Eyerusalem Adugna Jirenga lives and works in Ethiopia as a photographer. For several years, her eyes have been focused on architecture, fashion, and history, and now she’s ready to start her own fashion label. As one of few female photographers in Ethiopia, Jirenga aims to change the narrative of her country through images and self-expression, revealing the dynamic cultural landscape of her country.
Whitewall spoke with Jirenga about the beginnings of her creative interests, her upcoming fashion line, and her hopes of inspiring the next generation of women to dream.
WHITEWALL: Can you tell us a bit about your beginnings in design, and how that led to your pursuit of photography and fashion?
EYERUSALEM ADUGNA JIRENGA: I grew up interested in sketching and other art forms, but in college in the U.S. I took a class for analog photography, which was the first time I was introduced to photography. After coming back to Ethiopia, I spent some time figuring out what I wanted to do. I realized I wanted to design fashion without any pressure. I enrolled into a fashion design course. My eyes were opened to a whole other world of colors and structure. I graduated as the second-best designer of the class. During this time, I was hired to be a photojournalist with a local newspaper and started my own business as a freelance photographer.
WW: How does designing fashion fit into your practice? Where does your process begin?
EAJ: When I am out photographing my stories, my main focus is on architecture, fashion, culture, and history. At the same time, I am also collecting ideas for my designs. It’s been about four years since I have been collecting inspirations for my designs from all over Ethiopia, and now I am in the process of creating a fashion line.
WW: Tell us a bit about mixing your love of culture and design in front of and behind the lens.
EAJ: Culture is very important for me in understanding my past and the continuation of traditions that was passed down to us. I believe this is important for future generations.
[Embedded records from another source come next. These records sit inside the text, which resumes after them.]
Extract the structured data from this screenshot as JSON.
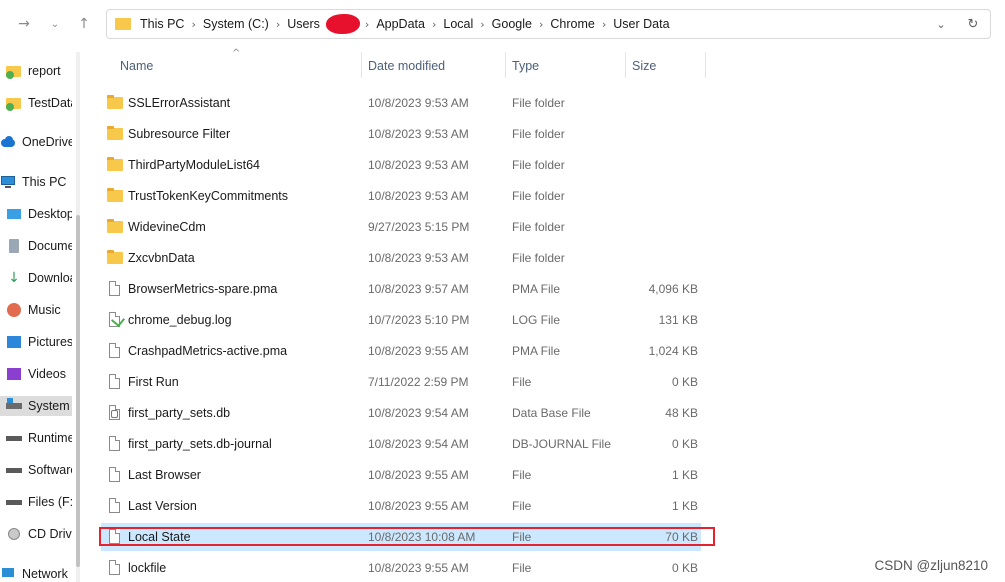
{
  "nav": {
    "breadcrumb": [
      "This PC",
      "System (C:)",
      "Users",
      "AppData",
      "Local",
      "Google",
      "Chrome",
      "User Data"
    ]
  },
  "sidebar": {
    "items": [
      {
        "label": "report",
        "icon": "folder-sync-icon"
      },
      {
        "label": "TestData",
        "icon": "folder-sync-icon"
      },
      {
        "label": "OneDrive",
        "icon": "cloud-icon"
      },
      {
        "label": "This PC",
        "icon": "monitor-icon"
      },
      {
        "label": "Desktop",
        "icon": "desktop-icon"
      },
      {
        "label": "Documents",
        "icon": "document-icon"
      },
      {
        "label": "Downloads",
        "icon": "download-icon"
      },
      {
        "label": "Music",
        "icon": "music-icon"
      },
      {
        "label": "Pictures",
        "icon": "picture-icon"
      },
      {
        "label": "Videos",
        "icon": "video-icon"
      },
      {
        "label": "System (C:)",
        "icon": "drive-icon"
      },
      {
        "label": "Runtime",
        "icon": "drive-icon"
      },
      {
        "label": "Software",
        "icon": "drive-icon"
      },
      {
        "label": "Files (F:)",
        "icon": "drive-icon"
      },
      {
        "label": "CD Drive",
        "icon": "disc-icon"
      },
      {
        "label": "Network",
        "icon": "network-icon"
      }
    ]
  },
  "columns": {
    "name": "Name",
    "date": "Date modified",
    "type": "Type",
    "size": "Size"
  },
  "files": [
    {
      "name": "SSLErrorAssistant",
      "date": "10/8/2023 9:53 AM",
      "type": "File folder",
      "size": "",
      "kind": "folder"
    },
    {
      "name": "Subresource Filter",
      "date": "10/8/2023 9:53 AM",
      "type": "File folder",
      "size": "",
      "kind": "folder"
    },
    {
      "name": "ThirdPartyModuleList64",
      "date": "10/8/2023 9:53 AM",
      "type": "File folder",
      "size": "",
      "kind": "folder"
    },
    {
      "name": "TrustTokenKeyCommitments",
      "date": "10/8/2023 9:53 AM",
      "type": "File folder",
      "size": "",
      "kind": "folder"
    },
    {
      "name": "WidevineCdm",
      "date": "9/27/2023 5:15 PM",
      "type": "File folder",
      "size": "",
      "kind": "folder"
    },
    {
      "name": "ZxcvbnData",
      "date": "10/8/2023 9:53 AM",
      "type": "File folder",
      "size": "",
      "kind": "folder"
    },
    {
      "name": "BrowserMetrics-spare.pma",
      "date": "10/8/2023 9:57 AM",
      "type": "PMA File",
      "size": "4,096 KB",
      "kind": "file"
    },
    {
      "name": "chrome_debug.log",
      "date": "10/7/2023 5:10 PM",
      "type": "LOG File",
      "size": "131 KB",
      "kind": "log"
    },
    {
      "name": "CrashpadMetrics-active.pma",
      "date": "10/8/2023 9:55 AM",
      "type": "PMA File",
      "size": "1,024 KB",
      "kind": "file"
    },
    {
      "name": "First Run",
      "date": "7/11/2022 2:59 PM",
      "type": "File",
      "size": "0 KB",
      "kind": "file"
    },
    {
      "name": "first_party_sets.db",
      "date": "10/8/2023 9:54 AM",
      "type": "Data Base File",
      "size": "48 KB",
      "kind": "db"
    },
    {
      "name": "first_party_sets.db-journal",
      "date": "10/8/2023 9:54 AM",
      "type": "DB-JOURNAL File",
      "size": "0 KB",
      "kind": "file"
    },
    {
      "name": "Last Browser",
      "date": "10/8/2023 9:55 AM",
      "type": "File",
      "size": "1 KB",
      "kind": "file"
    },
    {
      "name": "Last Version",
      "date": "10/8/2023 9:55 AM",
      "type": "File",
      "size": "1 KB",
      "kind": "file"
    },
    {
      "name": "Local State",
      "date": "10/8/2023 10:08 AM",
      "type": "File",
      "size": "70 KB",
      "kind": "file",
      "selected": true
    },
    {
      "name": "lockfile",
      "date": "10/8/2023 9:55 AM",
      "type": "File",
      "size": "0 KB",
      "kind": "file"
    }
  ],
  "watermark": "CSDN @zljun8210",
  "colors": {
    "selection": "#cce8ff",
    "highlight_border": "#e4232f",
    "folder": "#f8c84a"
  }
}
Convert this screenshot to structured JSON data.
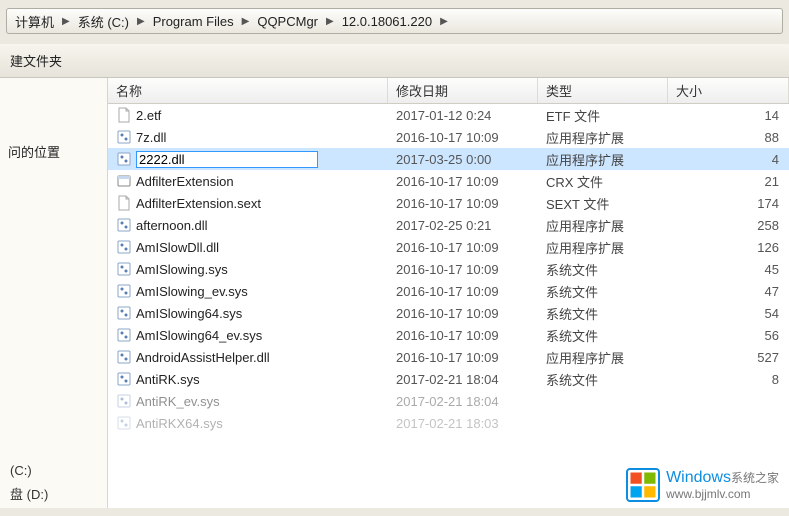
{
  "breadcrumb": [
    {
      "label": "计算机"
    },
    {
      "label": "系统 (C:)"
    },
    {
      "label": "Program Files"
    },
    {
      "label": "QQPCMgr"
    },
    {
      "label": "12.0.18061.220"
    }
  ],
  "toolbar": {
    "new_folder": "建文件夹"
  },
  "sidebar": {
    "recent": "问的位置",
    "drive_c": "(C:)",
    "drive_d": "盘 (D:)"
  },
  "columns": {
    "name": "名称",
    "date": "修改日期",
    "type": "类型",
    "size": "大小"
  },
  "editing_filename": "2222.dll",
  "files": [
    {
      "name": "2.etf",
      "date": "2017-01-12 0:24",
      "type": "ETF 文件",
      "size": "14",
      "icon": "file"
    },
    {
      "name": "7z.dll",
      "date": "2016-10-17 10:09",
      "type": "应用程序扩展",
      "size": "88",
      "icon": "dll"
    },
    {
      "name": "2222.dll",
      "date": "2017-03-25 0:00",
      "type": "应用程序扩展",
      "size": "4",
      "icon": "dll",
      "editing": true
    },
    {
      "name": "AdfilterExtension",
      "date": "2016-10-17 10:09",
      "type": "CRX 文件",
      "size": "21",
      "icon": "crx"
    },
    {
      "name": "AdfilterExtension.sext",
      "date": "2016-10-17 10:09",
      "type": "SEXT 文件",
      "size": "174",
      "icon": "file"
    },
    {
      "name": "afternoon.dll",
      "date": "2017-02-25 0:21",
      "type": "应用程序扩展",
      "size": "258",
      "icon": "dll"
    },
    {
      "name": "AmISlowDll.dll",
      "date": "2016-10-17 10:09",
      "type": "应用程序扩展",
      "size": "126",
      "icon": "dll"
    },
    {
      "name": "AmISlowing.sys",
      "date": "2016-10-17 10:09",
      "type": "系统文件",
      "size": "45",
      "icon": "sys"
    },
    {
      "name": "AmISlowing_ev.sys",
      "date": "2016-10-17 10:09",
      "type": "系统文件",
      "size": "47",
      "icon": "sys"
    },
    {
      "name": "AmISlowing64.sys",
      "date": "2016-10-17 10:09",
      "type": "系统文件",
      "size": "54",
      "icon": "sys"
    },
    {
      "name": "AmISlowing64_ev.sys",
      "date": "2016-10-17 10:09",
      "type": "系统文件",
      "size": "56",
      "icon": "sys"
    },
    {
      "name": "AndroidAssistHelper.dll",
      "date": "2016-10-17 10:09",
      "type": "应用程序扩展",
      "size": "527",
      "icon": "dll"
    },
    {
      "name": "AntiRK.sys",
      "date": "2017-02-21 18:04",
      "type": "系统文件",
      "size": "8",
      "icon": "sys"
    },
    {
      "name": "AntiRK_ev.sys",
      "date": "2017-02-21 18:04",
      "type": "",
      "size": "",
      "icon": "sys",
      "fade": 1
    },
    {
      "name": "AntiRKX64.sys",
      "date": "2017-02-21 18:03",
      "type": "",
      "size": "",
      "icon": "sys",
      "fade": 2
    }
  ],
  "watermark": {
    "brand": "Windows",
    "sub": "系统之家",
    "url": "www.bjjmlv.com"
  }
}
It’s a great pleasure for me to document the process of these traditions transforming throughout time.
WW: You photographed many strong women in your 2017 series “The City of Saints VII.” Does it feel empowering to be a woman and photograph other women?
EAJ: It is very empowering, because I’m one of few female photographers in Ethiopia. For other women and girls to see me succeeding is an eye-opener, to realize that pursuing their dreams is a possibility. Also, sharing the stories of women and their significant part in society is rewarding.
WW: What do you hope the viewer takes away from your work?
EAJ: I’d like the viewer to understand and learn from other beautiful cultures and for people to be aware of what Ethiopia looks like. Ethiopia has been misrepresented through media for decades, and my work is to change the narrative of my country.
WW: Is there a particular place you like to see art in Ethiopia? Do you wish there were more art or art establishments present?
EAJ: I would like to see more galleries in Ethiopia—not only in the main city, but all over the country.
WW: What’s next?
EAJ: I will be documenting fashion in a few places I haven’t visited yet. Also, I will be looking more into creating a story by studying and experimenting with the fabrics in my series “City of Saints VII” in a town where the first textile factory in Africa was built.